TASK DIRECTIONS: Within the records, find every line that includes the word "Limpar" and copy it.
---
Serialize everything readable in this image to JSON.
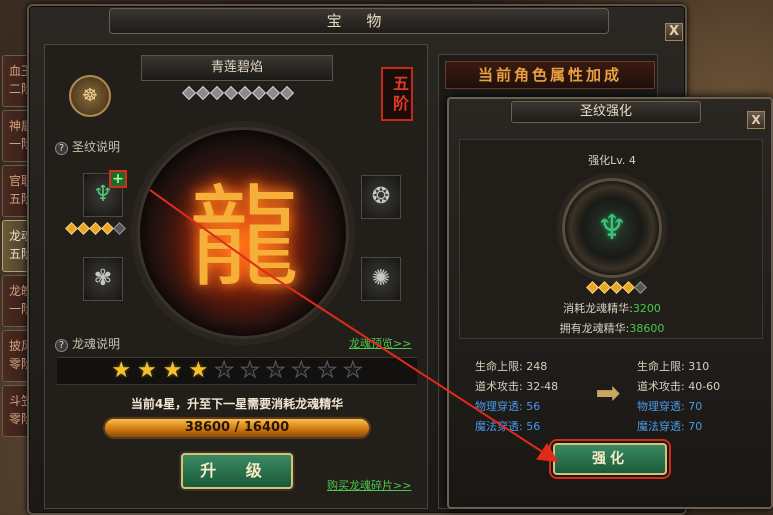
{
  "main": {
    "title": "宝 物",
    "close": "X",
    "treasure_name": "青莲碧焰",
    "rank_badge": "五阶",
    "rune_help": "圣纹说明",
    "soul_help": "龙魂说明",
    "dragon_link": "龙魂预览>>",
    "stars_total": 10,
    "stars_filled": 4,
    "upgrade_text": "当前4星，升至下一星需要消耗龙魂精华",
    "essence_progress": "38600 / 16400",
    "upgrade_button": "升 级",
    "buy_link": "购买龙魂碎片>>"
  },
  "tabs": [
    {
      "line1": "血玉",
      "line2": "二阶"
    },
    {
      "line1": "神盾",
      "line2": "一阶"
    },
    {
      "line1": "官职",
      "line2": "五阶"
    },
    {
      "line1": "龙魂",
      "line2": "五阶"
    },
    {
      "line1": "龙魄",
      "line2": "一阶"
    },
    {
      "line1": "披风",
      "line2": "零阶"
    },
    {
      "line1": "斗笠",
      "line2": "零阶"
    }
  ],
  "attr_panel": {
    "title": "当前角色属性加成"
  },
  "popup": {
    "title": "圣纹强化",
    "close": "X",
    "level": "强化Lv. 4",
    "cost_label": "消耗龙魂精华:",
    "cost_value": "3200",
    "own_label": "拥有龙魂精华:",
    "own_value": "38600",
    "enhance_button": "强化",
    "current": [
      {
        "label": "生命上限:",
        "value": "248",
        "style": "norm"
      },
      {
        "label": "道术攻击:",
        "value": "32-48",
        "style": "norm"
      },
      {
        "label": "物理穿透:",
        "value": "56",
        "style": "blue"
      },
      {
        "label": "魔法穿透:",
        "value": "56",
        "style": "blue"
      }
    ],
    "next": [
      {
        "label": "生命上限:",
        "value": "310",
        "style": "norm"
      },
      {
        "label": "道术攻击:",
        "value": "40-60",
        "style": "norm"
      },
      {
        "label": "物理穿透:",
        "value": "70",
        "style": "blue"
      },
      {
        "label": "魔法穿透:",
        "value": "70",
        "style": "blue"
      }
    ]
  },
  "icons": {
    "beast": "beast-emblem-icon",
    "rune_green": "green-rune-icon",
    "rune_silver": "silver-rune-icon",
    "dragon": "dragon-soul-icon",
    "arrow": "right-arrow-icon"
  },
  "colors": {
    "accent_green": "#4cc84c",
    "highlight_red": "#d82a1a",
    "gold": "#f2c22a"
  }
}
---
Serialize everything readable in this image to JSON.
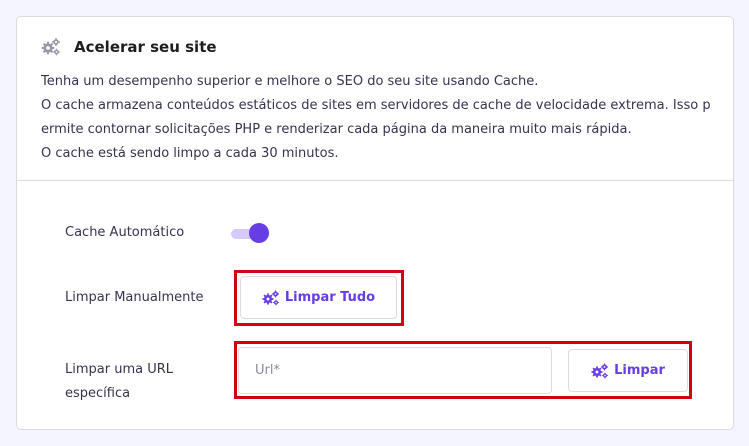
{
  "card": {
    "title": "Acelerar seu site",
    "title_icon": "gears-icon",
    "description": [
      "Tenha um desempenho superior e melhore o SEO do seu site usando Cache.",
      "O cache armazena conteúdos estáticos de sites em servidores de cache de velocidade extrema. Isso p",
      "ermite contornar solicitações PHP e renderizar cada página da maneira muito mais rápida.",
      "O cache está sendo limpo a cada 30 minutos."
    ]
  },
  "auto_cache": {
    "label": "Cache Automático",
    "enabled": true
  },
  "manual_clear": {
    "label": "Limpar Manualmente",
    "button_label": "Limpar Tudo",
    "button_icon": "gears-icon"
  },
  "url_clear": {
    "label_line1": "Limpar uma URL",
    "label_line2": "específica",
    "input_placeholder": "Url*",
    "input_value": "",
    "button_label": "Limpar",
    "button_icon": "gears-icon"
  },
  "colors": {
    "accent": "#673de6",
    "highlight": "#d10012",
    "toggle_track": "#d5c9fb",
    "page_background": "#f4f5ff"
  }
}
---
TASK ANSWER:
    "label": "Limpar Manualmente",
    "button_label": "Limpar Tudo",
    "label_line1": "Limpar uma URL",
    "button_label": "Limpar",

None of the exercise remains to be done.